Comedy Criticism Cliche #2 – it’s all French Windows and Middle Class suburbia at ITV. Yes, and? See point 1, above. A lot of it was. And a lot of it wasn’t. This one very definitely is, but it’s no worse for that. One of the reasons why these things were so popular was that they provided an easy set of reference points for the watching audience. If you were predominantly middle-class and slightly posh (as lets face it, we all were, at least until the Tories invented poor people somewhere around 1983), you’d recognise the setup instantly. You knew what you were getting. Comfort television, if you will.
A great deal of television was like this, right through the seventies and eighties. Even Python has a few French-Windows-And-Suburbia sketches. Not for nothing was the original plan for Red Dwarf to be an establishing shot of a French Window and a sofa before a lengthy pan-out into deep space. You can either run with audience expectations, or you can push against them. Even if we didn’t live this way, television told us that a lot of people did. If they were funny with it, that was a handy bonus.
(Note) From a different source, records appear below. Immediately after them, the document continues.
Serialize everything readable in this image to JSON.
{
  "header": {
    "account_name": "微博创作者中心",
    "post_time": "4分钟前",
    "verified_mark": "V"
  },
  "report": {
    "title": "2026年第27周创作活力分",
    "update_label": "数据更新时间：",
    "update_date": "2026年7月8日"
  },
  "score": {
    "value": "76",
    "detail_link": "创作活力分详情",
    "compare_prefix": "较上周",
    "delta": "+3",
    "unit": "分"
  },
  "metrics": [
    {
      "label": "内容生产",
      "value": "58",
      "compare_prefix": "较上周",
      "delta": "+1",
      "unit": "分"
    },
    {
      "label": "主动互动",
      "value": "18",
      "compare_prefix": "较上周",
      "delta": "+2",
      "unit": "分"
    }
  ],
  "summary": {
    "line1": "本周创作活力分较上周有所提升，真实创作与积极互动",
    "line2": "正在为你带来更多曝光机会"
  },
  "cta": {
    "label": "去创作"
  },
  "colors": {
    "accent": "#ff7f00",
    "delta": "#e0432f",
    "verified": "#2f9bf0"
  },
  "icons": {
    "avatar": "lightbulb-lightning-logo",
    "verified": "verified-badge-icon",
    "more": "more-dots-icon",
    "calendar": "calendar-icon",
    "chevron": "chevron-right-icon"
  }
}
While we’re at it, Comedy Criticism Cliche #3 – commercial breaks hobble the ability of comedy shows to be funny. Not always. Yes, there’s a luxurious quality to having a full thirty minutes to play with, but there’s also an art to being able to pull a farce plot into two twelve-minute segments with a dramatic peak in the middle in order to persuade us to come back after Telly Selly Time.
“Keep It In The Family” doesn’t always succeed with the dramatic peak, settling instead for shots of Robert and Pauline grinning at each other while the End of Part One credit settles over their faces. It does manage the farce plotting with some elegance, though, especially in the final two episodes as it becomes more comfortable with itself.
The only sour note is struck in episode 5, a restaurant-based runaround involving manager Steve Plytas – obviously relieved to be on the other side of the doors after his doomed attempt to woo Manuel in “Fawlty Towers”. Roy Kinnear’s in this as well – usually a guarantee of good stuff but not when he bellows “go back to the jungle” at the departing back of a world-weary African Waiter. Yuk. Of its time yes, and more power to Network for letting it through uncut. But its not pleasant to watch. Still less welcome is the gale of approving audience laughter that follows it.
That misstep aside, “Keep It In The Family Series 1” comes highly recommended. Polished, funny, with the sort of theme tune that everyone stopped making around about 1983 and worth it for the Robert Gillespie / Pauline Yates double act alone, I don’t think you’ll regret spending time with the Rushes. I certainly don’t.
“Keep It In The Family” is available October 18th from Network DVD.